Submitting a Blog is simple: just register or login as an RDA member and fill in the form accessible from the “Add new blog” button above.
NB: Blog posts are moderated and, if approved, will be posted within 3 business days.
Following in the footsteps of the Open Science Training Handbook, we share our book sprint success story and some ideas to help with your collaborative writing.
“We’re the bridge builders in the brave new world of data,” the president of RDA mentioned as part of her opening remarks. If RDA community members are the bridge builders, it is important to be cognizant and aware of what is being built – by design – into these systems. The keynote at the RDA plenary 13, Dr. Julia Stoyanovich highlighted the multiple layers embedded in the increasingly popular discussion about the in-built biases in algorithms and machine learning. Is it that there is statistical bias in the model, societal bias in the data, or is it in fact the world is “incorrect”?
On 22nd May 2019, members of the Jisc Open Research Hub team held a webinar in the UK which presented a set of design options around the assigning of more than one licence or access type to a repository deposit. The aim was to get feedback to help the design team decide which approach to develop.

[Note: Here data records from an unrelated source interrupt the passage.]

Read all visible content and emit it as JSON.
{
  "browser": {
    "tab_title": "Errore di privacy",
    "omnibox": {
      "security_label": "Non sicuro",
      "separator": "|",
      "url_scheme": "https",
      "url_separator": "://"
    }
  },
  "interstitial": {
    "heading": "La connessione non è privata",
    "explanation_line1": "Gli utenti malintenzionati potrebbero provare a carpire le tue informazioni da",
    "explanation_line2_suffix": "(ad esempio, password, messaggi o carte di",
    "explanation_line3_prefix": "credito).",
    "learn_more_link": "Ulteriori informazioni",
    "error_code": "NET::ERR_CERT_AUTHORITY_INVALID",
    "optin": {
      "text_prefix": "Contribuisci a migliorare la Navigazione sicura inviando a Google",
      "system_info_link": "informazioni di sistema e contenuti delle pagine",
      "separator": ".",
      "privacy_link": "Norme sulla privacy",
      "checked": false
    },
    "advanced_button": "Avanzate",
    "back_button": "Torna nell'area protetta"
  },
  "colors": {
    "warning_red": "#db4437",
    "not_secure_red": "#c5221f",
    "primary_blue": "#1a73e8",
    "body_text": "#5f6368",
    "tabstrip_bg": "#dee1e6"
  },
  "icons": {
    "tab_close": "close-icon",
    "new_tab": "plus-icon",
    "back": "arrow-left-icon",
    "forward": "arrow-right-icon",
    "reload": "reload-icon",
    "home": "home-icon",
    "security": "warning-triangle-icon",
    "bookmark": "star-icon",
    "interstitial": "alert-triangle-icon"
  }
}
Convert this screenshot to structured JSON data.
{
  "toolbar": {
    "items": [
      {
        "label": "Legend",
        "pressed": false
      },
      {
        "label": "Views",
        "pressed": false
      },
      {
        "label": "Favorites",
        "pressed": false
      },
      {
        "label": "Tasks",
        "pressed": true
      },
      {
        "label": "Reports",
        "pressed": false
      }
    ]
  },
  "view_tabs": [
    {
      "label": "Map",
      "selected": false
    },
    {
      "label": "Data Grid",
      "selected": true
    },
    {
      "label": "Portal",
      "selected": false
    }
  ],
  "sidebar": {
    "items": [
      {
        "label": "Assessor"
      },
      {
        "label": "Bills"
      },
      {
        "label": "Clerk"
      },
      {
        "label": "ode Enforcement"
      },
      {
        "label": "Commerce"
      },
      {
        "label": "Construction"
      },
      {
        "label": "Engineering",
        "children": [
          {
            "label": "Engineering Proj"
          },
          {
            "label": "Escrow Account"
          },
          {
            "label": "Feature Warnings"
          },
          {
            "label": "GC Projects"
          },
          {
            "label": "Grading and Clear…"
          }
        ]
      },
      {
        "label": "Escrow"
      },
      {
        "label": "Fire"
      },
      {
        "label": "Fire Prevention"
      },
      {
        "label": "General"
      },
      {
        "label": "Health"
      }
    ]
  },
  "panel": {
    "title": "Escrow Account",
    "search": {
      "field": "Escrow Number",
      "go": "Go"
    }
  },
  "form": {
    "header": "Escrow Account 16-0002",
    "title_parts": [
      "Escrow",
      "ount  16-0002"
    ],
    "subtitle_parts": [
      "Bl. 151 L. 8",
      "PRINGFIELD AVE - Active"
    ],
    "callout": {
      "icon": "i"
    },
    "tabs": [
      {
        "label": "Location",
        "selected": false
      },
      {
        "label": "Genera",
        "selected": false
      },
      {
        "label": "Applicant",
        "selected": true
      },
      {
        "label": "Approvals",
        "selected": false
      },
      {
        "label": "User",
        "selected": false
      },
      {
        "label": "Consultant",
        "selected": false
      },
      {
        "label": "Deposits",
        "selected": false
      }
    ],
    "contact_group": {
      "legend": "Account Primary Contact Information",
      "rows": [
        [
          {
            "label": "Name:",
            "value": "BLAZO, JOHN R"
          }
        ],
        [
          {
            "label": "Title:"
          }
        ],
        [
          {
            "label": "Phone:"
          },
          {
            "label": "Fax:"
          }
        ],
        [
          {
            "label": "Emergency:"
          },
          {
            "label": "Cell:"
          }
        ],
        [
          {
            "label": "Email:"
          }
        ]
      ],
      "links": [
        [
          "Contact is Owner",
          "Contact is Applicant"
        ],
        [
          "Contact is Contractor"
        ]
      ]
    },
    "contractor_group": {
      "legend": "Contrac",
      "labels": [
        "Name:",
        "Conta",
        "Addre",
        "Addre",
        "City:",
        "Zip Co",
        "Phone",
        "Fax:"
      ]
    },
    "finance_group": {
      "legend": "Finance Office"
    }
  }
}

Although the webinar concentrated on the UX aspects on the solution for the Jisc Research Repository, the overall problem that is being addressed is an international one and has cropped up recently at workshops in the UK and overseas.
We all know data should be FAIR—findable, accessible, interoperable and reusable. This has become a rallying cry of our community. It is not a new concept, but the catchy phrasing has given it new visibility and urgency. Nonetheless, most research still has antiquated approaches to data sharing. That is changing in the Earth and space sciences at least.